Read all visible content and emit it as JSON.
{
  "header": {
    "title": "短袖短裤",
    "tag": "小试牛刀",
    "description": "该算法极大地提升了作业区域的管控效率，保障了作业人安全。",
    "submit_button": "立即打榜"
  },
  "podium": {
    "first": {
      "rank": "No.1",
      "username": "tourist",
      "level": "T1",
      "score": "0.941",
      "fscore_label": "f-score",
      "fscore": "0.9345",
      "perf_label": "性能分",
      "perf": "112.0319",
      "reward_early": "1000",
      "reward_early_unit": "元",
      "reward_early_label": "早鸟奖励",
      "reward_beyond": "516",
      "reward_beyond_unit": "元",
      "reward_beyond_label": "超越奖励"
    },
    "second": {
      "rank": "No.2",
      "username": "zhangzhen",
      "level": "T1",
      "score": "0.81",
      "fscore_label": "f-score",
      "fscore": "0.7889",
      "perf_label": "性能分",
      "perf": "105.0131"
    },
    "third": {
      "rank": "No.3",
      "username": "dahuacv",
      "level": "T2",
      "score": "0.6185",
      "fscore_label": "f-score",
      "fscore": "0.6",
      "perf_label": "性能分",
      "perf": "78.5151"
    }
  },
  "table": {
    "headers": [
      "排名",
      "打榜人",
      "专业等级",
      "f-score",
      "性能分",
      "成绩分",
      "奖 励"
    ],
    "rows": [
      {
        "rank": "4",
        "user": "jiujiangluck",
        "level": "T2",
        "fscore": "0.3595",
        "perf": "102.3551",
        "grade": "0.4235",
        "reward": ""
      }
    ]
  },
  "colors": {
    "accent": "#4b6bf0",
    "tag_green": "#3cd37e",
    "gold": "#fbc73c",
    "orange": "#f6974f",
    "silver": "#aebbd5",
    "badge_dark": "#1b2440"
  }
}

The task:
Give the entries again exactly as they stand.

Reply:
Read all visible content and emit it as JSON.
{
  "header": {
    "title": "短袖短裤",
    "tag": "小试牛刀",
    "description": "该算法极大地提升了作业区域的管控效率，保障了作业人安全。",
    "submit_button": "立即打榜"
  },
  "podium": {
    "first": {
      "rank": "No.1",
      "username": "tourist",
      "level": "T1",
      "score": "0.941",
      "fscore_label": "f-score",
      "fscore": "0.9345",
      "perf_label": "性能分",
      "perf": "112.0319",
      "reward_early": "1000",
      "reward_early_unit": "元",
      "reward_early_label": "早鸟奖励",
      "reward_beyond": "516",
      "reward_beyond_unit": "元",
      "reward_beyond_label": "超越奖励"
    },
    "second": {
      "rank": "No.2",
      "username": "zhangzhen",
      "level": "T1",
      "score": "0.81",
      "fscore_label": "f-score",
      "fscore": "0.7889",
      "perf_label": "性能分",
      "perf": "105.0131"
    },
    "third": {
      "rank": "No.3",
      "username": "dahuacv",
      "level": "T2",
      "score": "0.6185",
      "fscore_label": "f-score",
      "fscore": "0.6",
      "perf_label": "性能分",
      "perf": "78.5151"
    }
  },
  "table": {
    "headers": [
      "排名",
      "打榜人",
      "专业等级",
      "f-score",
      "性能分",
      "成绩分",
      "奖 励"
    ],
    "rows": [
      {
        "rank": "4",
        "user": "jiujiangluck",
        "level": "T2",
        "fscore": "0.3595",
        "perf": "102.3551",
        "grade": "0.4235",
        "reward": ""
      }
    ]
  },
  "colors": {
    "accent": "#4b6bf0",
    "tag_green": "#3cd37e",
    "gold": "#fbc73c",
    "orange": "#f6974f",
    "silver": "#aebbd5",
    "badge_dark": "#1b2440"
  }
}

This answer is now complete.